In completely unrelated joyful news, I've just learned that ADV will be releasing a boxed set of the Shusuke Kaneko Gamera films:
Join Dr. Nagamine, Inspector Osako and the lovely Asagi Kusanagi as they attempt to unravel the mysterious and deadly monster attacks of both the Gyaos and the Legion. With the “help” of the military, the survival of the human race depends on them. And the fate of the world depends on a gargantuan, aeronautic and flamably breathed reptile—Gamera, the guardian of the universe!

Gamera the Complete Collection (SRP $39.98) is a DVD-only release, including three feature length films on three discs housed in a new textured, metallic shell with a zillion extras. Disc 1: Guardian of the Universe in both English 5.1 and Japanese 2.0 language versions with English subtitles. Disc 2: Attack of Legion and Disc 3: Revenge of Iris in both English 5.1 and Japanese 5.1 language versions with English subtitles.

I saw Gamera: Guardian of the Universe a few years back, and found it extremely good and worthy of a good portion of the praise being heaped its way. I haven't seen the other two films, but understand that they are even better. As a kid, I loved watching the old Gamera films such as Destroy All Planets and Gamera vs. Baragon on Saturday afternoons. They were as much fun as Godzilla films, and I probably enjoyed them more since they were more specifically targeted toward kids. And as much as Gamera was a blatant knock-off of Godzilla, the design work and approach still showed a degree of inventiveness and creativity. I still hope to see a Godzilla vs. Gamera film one day, but I'm not holding my breath.

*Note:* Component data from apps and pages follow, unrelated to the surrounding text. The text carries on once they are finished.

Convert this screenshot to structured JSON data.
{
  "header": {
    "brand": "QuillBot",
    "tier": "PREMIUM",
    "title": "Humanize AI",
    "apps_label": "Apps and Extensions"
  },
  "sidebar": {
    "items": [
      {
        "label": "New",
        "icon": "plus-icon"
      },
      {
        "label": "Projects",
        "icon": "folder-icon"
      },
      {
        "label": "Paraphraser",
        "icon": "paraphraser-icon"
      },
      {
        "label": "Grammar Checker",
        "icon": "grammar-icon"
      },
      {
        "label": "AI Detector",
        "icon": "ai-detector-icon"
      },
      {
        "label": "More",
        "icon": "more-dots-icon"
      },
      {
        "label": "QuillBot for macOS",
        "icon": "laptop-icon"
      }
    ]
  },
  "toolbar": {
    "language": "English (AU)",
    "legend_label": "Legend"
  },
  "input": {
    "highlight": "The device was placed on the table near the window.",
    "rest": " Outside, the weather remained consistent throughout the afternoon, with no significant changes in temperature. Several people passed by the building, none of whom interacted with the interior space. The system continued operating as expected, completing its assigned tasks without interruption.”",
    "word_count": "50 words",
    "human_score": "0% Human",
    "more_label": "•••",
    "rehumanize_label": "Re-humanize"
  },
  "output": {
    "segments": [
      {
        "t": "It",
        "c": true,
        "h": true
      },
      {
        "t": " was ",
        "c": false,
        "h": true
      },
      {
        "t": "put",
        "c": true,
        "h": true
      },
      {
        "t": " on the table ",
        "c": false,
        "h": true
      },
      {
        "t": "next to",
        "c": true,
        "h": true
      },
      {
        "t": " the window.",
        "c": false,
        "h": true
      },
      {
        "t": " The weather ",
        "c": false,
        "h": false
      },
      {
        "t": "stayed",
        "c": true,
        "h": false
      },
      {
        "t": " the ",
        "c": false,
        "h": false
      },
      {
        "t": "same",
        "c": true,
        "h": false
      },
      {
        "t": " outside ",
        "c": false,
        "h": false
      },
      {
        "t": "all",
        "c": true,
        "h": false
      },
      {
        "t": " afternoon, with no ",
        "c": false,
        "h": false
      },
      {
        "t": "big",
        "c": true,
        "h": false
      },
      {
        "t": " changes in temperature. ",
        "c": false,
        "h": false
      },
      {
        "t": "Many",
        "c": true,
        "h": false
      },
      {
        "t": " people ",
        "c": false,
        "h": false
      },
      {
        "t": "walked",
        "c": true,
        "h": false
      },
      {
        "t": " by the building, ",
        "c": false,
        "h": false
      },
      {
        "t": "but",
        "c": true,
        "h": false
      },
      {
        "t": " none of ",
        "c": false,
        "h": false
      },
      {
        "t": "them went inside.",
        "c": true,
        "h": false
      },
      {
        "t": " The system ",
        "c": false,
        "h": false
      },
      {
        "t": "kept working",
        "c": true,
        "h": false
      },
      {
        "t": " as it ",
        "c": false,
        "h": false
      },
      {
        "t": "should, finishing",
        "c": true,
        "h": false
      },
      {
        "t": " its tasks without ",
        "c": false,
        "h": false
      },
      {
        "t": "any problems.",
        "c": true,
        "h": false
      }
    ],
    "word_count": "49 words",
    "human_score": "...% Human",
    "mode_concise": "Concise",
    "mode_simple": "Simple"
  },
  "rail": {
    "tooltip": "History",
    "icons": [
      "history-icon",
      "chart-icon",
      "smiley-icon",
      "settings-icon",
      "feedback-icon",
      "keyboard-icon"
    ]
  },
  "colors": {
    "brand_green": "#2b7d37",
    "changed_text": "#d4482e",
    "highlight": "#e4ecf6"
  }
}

Until then, this set will be a welcome addition to my DVD collection.

Now Playing: The Go-Gos Return to the Valley of the Go-Gos